1.Feminists have largely accused Milton of being one of the first major authors to portray Eve as a submissive and susceptible woman, lending credence to centuries of oppressions; yet, I believe Milton supports Eve by detailing her quest for knowledge, a theme personally relevant to Milton, and ultimately enables Eve with power and wisdom through her choice to sacrifice all for the pursuit of knowledge.
- Milton's Divorce Tracts also encourage well-matched couples, who are intellectually suitable
- Milton stresses the importance of knowledge across all his works, but especially in Areopagitica, so it draws attention to the fact that EVE is the one who seeks more knowledge by eating the fruit
- Feminists widely clamor to blame Eve, but why not consider the opposite viewpoint? Milton himself sought a wife to challenge and love him, and perhaps Eve represents that mystifying woman he's always sought after
- Restricted knowledge in Paradise Lost leads to sin and downfall because of the desire to know more
- Censorship, as mentioned in Areopagitica, limits human growth and like Paradise Lost can only invite danger

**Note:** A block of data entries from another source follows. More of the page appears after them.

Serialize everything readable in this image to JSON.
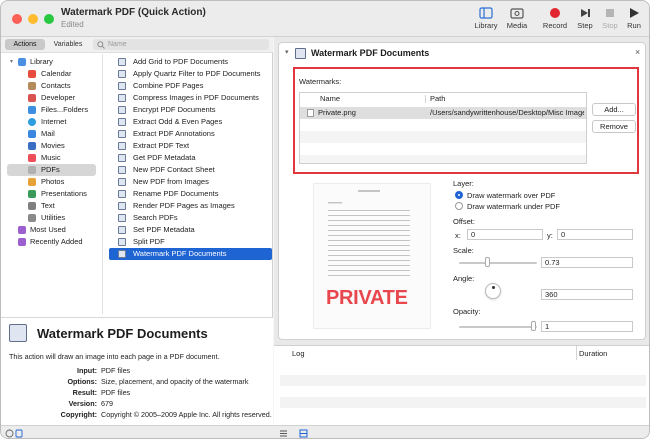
{
  "window": {
    "title": "Watermark PDF (Quick Action)",
    "subtitle": "Edited",
    "traffic_colors": [
      "#fe5f57",
      "#febc2e",
      "#28c840"
    ]
  },
  "toolbar": {
    "library_label": "Library",
    "media_label": "Media",
    "record_label": "Record",
    "step_label": "Step",
    "stop_label": "Stop",
    "run_label": "Run"
  },
  "left": {
    "tab_actions": "Actions",
    "tab_variables": "Variables",
    "search_placeholder": "Name",
    "library": [
      {
        "label": "Library",
        "icon": "library-folder-icon",
        "color": "#4a90e2"
      },
      {
        "label": "Calendar",
        "icon": "calendar-icon",
        "color": "#e74c3c"
      },
      {
        "label": "Contacts",
        "icon": "contacts-icon",
        "color": "#b58b5a"
      },
      {
        "label": "Developer",
        "icon": "developer-icon",
        "color": "#d9534f"
      },
      {
        "label": "Files...Folders",
        "icon": "finder-icon",
        "color": "#3d8ee0"
      },
      {
        "label": "Internet",
        "icon": "internet-icon",
        "color": "#2f9de0"
      },
      {
        "label": "Mail",
        "icon": "mail-icon",
        "color": "#3b86e0"
      },
      {
        "label": "Movies",
        "icon": "movies-icon",
        "color": "#3a6fc4"
      },
      {
        "label": "Music",
        "icon": "music-icon",
        "color": "#f04d5a"
      },
      {
        "label": "PDFs",
        "icon": "pdf-icon",
        "color": "#b0b0b0"
      },
      {
        "label": "Photos",
        "icon": "photos-icon",
        "color": "#e8a23a"
      },
      {
        "label": "Presentations",
        "icon": "presentations-icon",
        "color": "#3a9a5a"
      },
      {
        "label": "Text",
        "icon": "text-icon",
        "color": "#7f7f7f"
      },
      {
        "label": "Utilities",
        "icon": "utilities-icon",
        "color": "#8a8a8a"
      },
      {
        "label": "Most Used",
        "icon": "most-used-folder-icon",
        "color": "#9b5fd0"
      },
      {
        "label": "Recently Added",
        "icon": "recently-added-folder-icon",
        "color": "#9b5fd0"
      }
    ],
    "actions": [
      "Add Grid to PDF Documents",
      "Apply Quartz Filter to PDF Documents",
      "Combine PDF Pages",
      "Compress Images in PDF Documents",
      "Encrypt PDF Documents",
      "Extract Odd & Even Pages",
      "Extract PDF Annotations",
      "Extract PDF Text",
      "Get PDF Metadata",
      "New PDF Contact Sheet",
      "New PDF from Images",
      "Rename PDF Documents",
      "Render PDF Pages as Images",
      "Search PDFs",
      "Set PDF Metadata",
      "Split PDF",
      "Watermark PDF Documents"
    ]
  },
  "description": {
    "title": "Watermark PDF Documents",
    "text": "This action will draw an image into each page in a PDF document.",
    "rows": [
      {
        "key": "Input:",
        "value": "PDF files"
      },
      {
        "key": "Options:",
        "value": "Size, placement, and opacity of the watermark"
      },
      {
        "key": "Result:",
        "value": "PDF files"
      },
      {
        "key": "Version:",
        "value": "679"
      },
      {
        "key": "Copyright:",
        "value": "Copyright © 2005–2009 Apple Inc. All rights reserved."
      }
    ]
  },
  "action_card": {
    "title": "Watermark PDF Documents",
    "watermarks_label": "Watermarks:",
    "col_name": "Name",
    "col_path": "Path",
    "file_name": "Private.png",
    "file_path": "/Users/sandywrittenhouse/Desktop/Misc Images/Private.png",
    "add_button": "Add...",
    "remove_button": "Remove",
    "preview_watermark": "PRIVATE",
    "layer_label": "Layer:",
    "layer_over": "Draw watermark over PDF",
    "layer_under": "Draw watermark under PDF",
    "offset_label": "Offset:",
    "x_label": "x:",
    "x_value": "0",
    "y_label": "y:",
    "y_value": "0",
    "scale_label": "Scale:",
    "scale_value": "0.73",
    "angle_label": "Angle:",
    "angle_value": "360",
    "opacity_label": "Opacity:",
    "opacity_value": "1",
    "accent_color": "#1f64d3",
    "highlight_color": "#e0363e"
  },
  "log": {
    "col_log": "Log",
    "col_duration": "Duration"
  }
}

- Current society has a wealth of knowledge at hand and can access any information instantaneously. the government is threatened by it and so it monitors usage, or tries to find legal ways to limit access.